Source: Updated from the University of Kentucky Center for Business and Economic Research. Economic Impact Analysis of Coal in Kentucky, (1995) to 2004 by Haywood and Baldwin.
Economic Impacts of All Mining Nationwide
The mining of coal, metals, and industrial minerals creates value by taking natural resources found in the Earthís crust, removing them from their natural setting, and converting them into products useful to human beings.
Mining literally takes a part of nature that has little or no economic value and creates something of value from it. The output of mining, therefore, constitutes created value. The payments made by others, by which the mining industry disburses that created value, form a net addition to the stream of income in the economy.
A study for the National Mining Association found that in 1995, the American mining industries (coal mining, metal mining, and industrial minerals mining) had a combined direct and indirect impact on the economy of the United States. That sum included combined direct and indirect contributions personal income, business income, federal government revenues and state and local government revenues.
The total benefit to the nationís economy was nearly nine times the value of the solid minerals that were mined in the United States that year. The total number of American jobs created both directly and indirectly by the domestic mining industry was more than 15 times the number of workers directly involved in mining.

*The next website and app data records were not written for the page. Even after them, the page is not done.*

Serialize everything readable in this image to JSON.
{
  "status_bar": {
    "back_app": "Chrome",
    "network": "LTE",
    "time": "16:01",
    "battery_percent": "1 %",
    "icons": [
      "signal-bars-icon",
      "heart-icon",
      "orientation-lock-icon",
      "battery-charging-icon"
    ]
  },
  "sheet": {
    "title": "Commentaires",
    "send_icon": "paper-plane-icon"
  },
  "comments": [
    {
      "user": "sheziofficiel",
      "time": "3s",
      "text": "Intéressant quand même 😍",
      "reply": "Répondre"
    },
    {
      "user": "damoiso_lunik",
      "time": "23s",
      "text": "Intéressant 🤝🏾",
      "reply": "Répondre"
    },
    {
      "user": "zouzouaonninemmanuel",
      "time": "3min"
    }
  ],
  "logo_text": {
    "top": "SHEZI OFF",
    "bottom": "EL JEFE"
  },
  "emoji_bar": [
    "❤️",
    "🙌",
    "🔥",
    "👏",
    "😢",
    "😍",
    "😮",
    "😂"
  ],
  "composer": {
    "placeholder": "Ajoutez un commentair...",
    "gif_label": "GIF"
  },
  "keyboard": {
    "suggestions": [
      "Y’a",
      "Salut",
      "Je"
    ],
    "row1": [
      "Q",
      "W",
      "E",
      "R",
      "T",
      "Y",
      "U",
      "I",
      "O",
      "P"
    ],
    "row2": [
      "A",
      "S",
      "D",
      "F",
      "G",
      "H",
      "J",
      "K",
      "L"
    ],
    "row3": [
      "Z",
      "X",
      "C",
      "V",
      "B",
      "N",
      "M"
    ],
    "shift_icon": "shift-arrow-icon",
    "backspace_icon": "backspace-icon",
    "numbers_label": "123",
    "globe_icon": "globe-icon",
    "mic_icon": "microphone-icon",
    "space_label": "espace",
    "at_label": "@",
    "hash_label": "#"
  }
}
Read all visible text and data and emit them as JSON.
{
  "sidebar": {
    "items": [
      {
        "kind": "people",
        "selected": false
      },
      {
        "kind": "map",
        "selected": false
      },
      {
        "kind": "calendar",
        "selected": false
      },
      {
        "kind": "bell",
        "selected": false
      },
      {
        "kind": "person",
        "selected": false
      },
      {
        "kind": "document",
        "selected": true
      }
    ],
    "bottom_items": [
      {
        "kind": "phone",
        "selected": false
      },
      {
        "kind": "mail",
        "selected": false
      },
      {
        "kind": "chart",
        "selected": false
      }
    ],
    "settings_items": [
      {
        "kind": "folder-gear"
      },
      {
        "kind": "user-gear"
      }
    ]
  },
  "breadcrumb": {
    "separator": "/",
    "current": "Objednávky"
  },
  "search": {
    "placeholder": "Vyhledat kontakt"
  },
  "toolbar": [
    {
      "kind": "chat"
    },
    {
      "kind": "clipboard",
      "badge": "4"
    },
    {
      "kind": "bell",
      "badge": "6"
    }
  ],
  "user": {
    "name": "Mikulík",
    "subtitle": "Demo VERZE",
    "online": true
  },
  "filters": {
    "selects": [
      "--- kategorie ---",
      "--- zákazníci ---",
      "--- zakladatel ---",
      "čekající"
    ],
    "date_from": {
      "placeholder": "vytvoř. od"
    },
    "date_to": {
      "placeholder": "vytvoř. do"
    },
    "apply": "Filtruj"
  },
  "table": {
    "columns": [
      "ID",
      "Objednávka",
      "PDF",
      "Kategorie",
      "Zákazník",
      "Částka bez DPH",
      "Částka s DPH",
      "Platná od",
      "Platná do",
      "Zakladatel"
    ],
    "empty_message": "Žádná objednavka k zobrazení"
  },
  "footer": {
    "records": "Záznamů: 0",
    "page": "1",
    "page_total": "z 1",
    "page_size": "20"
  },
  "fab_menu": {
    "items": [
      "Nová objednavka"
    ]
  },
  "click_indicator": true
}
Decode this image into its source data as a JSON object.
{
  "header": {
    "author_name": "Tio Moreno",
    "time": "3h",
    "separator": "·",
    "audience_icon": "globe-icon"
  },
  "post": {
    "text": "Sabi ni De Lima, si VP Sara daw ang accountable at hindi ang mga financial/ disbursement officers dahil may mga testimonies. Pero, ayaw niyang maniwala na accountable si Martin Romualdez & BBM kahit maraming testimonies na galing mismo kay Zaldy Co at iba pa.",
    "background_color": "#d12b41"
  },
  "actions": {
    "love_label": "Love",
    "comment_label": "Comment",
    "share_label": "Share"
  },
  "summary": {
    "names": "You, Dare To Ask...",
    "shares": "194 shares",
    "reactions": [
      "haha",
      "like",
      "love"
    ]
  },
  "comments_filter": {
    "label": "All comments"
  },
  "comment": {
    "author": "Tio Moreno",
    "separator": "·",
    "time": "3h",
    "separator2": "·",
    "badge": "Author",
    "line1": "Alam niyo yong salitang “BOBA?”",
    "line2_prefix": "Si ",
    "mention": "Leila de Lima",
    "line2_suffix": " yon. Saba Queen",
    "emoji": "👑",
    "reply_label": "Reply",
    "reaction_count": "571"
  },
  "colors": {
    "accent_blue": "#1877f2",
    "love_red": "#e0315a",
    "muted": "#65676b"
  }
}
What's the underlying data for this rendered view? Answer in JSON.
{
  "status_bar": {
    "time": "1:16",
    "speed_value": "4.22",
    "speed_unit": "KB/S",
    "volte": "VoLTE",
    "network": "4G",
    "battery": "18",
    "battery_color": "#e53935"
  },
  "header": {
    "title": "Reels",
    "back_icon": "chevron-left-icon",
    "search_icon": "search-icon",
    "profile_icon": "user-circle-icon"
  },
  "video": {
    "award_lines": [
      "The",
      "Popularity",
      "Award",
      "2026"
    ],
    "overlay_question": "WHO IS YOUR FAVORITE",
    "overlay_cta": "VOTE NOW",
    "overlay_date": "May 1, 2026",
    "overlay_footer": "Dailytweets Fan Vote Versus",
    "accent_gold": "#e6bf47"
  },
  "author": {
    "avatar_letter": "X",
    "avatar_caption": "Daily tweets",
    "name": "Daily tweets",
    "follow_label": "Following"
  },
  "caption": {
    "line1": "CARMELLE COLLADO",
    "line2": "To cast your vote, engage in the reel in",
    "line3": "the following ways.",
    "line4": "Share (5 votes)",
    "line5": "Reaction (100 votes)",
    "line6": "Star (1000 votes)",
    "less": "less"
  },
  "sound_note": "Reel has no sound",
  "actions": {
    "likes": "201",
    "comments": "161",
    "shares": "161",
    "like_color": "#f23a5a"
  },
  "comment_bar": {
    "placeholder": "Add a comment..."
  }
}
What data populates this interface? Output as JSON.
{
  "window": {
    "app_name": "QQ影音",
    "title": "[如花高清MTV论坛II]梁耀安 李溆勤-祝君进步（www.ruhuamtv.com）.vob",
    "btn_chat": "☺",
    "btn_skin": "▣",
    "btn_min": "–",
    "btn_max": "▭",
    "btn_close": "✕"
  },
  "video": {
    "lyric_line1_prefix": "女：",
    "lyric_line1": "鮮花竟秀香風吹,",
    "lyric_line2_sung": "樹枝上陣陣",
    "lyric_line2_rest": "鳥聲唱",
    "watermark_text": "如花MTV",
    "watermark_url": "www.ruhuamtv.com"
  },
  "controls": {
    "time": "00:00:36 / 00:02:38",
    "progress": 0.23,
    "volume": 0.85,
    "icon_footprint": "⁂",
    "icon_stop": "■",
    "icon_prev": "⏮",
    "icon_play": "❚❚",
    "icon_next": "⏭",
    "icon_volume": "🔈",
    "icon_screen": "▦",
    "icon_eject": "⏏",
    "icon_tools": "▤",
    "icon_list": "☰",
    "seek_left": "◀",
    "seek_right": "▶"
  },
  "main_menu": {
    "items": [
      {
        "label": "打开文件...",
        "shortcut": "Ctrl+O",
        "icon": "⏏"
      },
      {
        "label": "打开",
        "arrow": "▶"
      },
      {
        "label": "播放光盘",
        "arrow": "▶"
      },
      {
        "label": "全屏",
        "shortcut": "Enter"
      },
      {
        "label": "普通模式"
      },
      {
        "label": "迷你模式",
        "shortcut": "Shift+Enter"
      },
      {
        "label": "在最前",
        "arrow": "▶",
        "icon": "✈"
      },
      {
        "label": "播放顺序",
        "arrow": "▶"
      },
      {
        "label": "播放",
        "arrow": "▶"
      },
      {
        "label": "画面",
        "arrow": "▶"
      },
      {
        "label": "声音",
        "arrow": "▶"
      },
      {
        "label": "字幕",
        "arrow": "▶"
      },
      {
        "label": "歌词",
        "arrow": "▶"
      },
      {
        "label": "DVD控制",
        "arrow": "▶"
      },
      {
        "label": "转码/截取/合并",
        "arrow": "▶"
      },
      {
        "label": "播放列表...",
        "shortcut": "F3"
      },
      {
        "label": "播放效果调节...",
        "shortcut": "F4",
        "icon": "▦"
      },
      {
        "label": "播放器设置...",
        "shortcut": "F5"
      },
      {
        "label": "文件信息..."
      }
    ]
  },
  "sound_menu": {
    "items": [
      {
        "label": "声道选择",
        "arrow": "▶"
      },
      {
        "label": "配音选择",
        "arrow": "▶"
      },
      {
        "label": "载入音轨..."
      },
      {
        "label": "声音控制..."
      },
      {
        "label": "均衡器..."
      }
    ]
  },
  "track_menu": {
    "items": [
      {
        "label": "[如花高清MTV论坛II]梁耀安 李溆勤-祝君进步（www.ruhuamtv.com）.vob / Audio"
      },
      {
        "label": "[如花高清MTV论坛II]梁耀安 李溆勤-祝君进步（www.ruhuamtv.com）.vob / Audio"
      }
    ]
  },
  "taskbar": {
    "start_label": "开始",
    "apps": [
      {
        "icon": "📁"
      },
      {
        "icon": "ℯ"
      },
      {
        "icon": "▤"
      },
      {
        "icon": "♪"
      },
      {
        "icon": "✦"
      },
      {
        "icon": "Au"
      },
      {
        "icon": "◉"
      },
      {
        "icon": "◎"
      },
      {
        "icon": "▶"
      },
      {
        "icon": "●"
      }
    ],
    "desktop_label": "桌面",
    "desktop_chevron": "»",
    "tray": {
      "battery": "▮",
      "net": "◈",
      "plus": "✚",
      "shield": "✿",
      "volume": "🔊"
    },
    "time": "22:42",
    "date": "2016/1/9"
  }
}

And the total personal income generated from mining was enough to pay the wages of nearly five million American workers, only six percent of whom were actually employed in mining.
A major finding of the study was that people don't have to live in a mining state or work directly in the mining industry to benefit from mining. All 50 states benefit from mining.
Source: National Mining Association, Mining and the American Economy - Economy - Everything Begins with Mining, July 1997.